◆ Problem to work on:
The answer is a number and only a number: how many lines of the data include the string "reddit"?
(Beginning of Given data)
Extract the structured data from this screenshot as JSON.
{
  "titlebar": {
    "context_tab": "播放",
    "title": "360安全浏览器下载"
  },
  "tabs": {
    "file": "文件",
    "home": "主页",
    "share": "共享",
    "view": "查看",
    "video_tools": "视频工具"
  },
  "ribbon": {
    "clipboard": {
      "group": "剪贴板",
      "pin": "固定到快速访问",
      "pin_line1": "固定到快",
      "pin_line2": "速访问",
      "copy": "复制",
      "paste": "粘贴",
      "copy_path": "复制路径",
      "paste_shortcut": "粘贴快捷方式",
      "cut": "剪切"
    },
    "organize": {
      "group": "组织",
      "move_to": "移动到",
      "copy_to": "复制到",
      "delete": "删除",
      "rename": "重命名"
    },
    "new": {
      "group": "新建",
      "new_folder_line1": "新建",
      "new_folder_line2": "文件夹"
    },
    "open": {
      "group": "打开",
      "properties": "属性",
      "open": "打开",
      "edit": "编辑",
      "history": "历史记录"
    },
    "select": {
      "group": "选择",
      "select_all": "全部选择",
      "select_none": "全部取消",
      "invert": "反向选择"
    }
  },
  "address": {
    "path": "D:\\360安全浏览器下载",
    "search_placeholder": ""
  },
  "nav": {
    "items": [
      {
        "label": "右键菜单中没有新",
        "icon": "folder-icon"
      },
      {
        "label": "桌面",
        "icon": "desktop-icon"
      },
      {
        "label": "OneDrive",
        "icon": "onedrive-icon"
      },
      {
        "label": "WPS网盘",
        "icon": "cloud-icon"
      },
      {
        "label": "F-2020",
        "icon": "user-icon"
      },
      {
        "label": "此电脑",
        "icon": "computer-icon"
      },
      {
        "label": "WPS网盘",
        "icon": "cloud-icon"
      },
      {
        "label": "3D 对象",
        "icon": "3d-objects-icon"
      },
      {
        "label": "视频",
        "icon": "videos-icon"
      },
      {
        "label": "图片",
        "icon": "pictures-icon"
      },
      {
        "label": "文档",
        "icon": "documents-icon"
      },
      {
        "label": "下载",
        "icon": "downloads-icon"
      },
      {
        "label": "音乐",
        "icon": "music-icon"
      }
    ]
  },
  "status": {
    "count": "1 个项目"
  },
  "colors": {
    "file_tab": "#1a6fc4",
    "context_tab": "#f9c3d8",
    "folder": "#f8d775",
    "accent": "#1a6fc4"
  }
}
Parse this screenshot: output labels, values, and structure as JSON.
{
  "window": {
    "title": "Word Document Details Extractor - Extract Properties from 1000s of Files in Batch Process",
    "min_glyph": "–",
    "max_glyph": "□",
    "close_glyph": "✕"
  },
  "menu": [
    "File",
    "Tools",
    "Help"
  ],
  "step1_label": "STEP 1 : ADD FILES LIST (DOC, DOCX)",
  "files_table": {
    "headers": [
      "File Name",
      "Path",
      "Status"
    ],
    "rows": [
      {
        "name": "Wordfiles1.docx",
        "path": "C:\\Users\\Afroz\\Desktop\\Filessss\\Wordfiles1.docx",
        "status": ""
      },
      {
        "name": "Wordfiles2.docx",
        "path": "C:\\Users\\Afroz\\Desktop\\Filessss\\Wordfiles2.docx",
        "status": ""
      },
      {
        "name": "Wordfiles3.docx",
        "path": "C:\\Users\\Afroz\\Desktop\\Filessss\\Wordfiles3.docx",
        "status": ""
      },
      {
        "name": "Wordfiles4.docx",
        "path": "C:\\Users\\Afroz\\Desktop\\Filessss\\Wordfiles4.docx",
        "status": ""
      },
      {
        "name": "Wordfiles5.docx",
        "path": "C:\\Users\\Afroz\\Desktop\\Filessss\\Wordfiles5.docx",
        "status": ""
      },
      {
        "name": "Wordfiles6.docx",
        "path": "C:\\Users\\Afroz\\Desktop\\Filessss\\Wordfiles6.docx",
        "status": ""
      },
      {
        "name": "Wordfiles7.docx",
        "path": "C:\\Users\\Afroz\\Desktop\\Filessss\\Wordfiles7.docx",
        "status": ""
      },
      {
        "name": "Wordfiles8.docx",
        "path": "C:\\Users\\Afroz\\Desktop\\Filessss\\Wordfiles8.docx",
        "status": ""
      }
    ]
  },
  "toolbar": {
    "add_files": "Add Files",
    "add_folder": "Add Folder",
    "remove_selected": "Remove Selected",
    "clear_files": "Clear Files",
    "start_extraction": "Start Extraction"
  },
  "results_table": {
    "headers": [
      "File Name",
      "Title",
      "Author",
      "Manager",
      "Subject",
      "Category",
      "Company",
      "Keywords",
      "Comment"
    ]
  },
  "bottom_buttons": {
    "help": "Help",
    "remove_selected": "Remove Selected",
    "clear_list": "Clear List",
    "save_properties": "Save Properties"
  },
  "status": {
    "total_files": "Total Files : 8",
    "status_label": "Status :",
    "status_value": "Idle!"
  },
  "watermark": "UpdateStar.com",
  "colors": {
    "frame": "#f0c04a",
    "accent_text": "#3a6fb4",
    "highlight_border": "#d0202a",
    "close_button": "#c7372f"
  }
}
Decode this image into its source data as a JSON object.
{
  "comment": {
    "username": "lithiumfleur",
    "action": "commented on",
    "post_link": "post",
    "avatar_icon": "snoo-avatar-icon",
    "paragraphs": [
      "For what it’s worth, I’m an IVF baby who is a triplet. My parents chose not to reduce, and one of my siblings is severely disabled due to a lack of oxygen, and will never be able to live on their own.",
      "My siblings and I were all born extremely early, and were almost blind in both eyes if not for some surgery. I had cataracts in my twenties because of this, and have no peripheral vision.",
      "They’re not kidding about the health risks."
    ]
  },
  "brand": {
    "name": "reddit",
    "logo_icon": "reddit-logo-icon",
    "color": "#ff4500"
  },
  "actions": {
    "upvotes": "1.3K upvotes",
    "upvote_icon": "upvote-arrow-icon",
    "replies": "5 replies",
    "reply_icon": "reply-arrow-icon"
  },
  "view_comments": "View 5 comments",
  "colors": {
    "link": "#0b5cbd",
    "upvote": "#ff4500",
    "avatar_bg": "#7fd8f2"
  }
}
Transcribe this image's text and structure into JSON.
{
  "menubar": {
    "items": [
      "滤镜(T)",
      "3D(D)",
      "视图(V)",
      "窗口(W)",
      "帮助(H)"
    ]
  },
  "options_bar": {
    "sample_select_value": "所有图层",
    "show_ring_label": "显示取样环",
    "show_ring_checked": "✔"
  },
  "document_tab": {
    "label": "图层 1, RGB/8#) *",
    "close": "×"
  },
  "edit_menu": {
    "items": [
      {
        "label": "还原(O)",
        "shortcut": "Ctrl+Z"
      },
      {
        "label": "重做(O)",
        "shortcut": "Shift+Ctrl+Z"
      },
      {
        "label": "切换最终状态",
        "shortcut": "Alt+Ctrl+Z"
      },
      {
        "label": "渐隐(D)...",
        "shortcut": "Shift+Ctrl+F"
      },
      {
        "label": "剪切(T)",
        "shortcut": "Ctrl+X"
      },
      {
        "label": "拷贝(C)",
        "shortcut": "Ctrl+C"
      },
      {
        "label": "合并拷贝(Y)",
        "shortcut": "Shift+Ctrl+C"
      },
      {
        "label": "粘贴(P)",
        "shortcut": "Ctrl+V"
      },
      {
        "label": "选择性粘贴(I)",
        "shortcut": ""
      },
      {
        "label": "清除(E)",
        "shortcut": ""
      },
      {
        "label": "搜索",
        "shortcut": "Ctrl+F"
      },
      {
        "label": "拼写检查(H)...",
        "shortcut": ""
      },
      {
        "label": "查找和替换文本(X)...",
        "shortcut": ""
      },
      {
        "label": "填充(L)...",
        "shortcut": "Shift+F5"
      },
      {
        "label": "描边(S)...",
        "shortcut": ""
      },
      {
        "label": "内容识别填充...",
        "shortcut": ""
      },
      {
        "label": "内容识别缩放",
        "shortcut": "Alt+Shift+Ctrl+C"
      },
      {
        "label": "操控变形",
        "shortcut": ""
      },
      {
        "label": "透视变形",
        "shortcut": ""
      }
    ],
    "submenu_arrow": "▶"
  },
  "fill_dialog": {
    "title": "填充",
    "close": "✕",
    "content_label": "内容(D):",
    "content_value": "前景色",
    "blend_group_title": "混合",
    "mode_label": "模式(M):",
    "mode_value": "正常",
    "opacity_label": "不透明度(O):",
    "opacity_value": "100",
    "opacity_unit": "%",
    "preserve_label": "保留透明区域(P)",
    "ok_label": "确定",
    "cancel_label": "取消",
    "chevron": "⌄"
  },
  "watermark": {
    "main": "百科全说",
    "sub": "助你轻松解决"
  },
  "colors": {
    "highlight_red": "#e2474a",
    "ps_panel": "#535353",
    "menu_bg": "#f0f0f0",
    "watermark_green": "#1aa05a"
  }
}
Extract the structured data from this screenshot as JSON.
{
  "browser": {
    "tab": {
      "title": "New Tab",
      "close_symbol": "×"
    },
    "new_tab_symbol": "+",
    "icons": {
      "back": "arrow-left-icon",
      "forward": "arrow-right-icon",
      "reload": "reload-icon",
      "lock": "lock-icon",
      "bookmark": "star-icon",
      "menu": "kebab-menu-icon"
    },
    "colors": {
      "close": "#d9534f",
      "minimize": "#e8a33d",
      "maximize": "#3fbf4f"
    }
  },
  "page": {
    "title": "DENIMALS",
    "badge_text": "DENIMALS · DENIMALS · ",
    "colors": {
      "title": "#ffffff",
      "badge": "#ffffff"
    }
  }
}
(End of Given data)
◆ Answer space:
2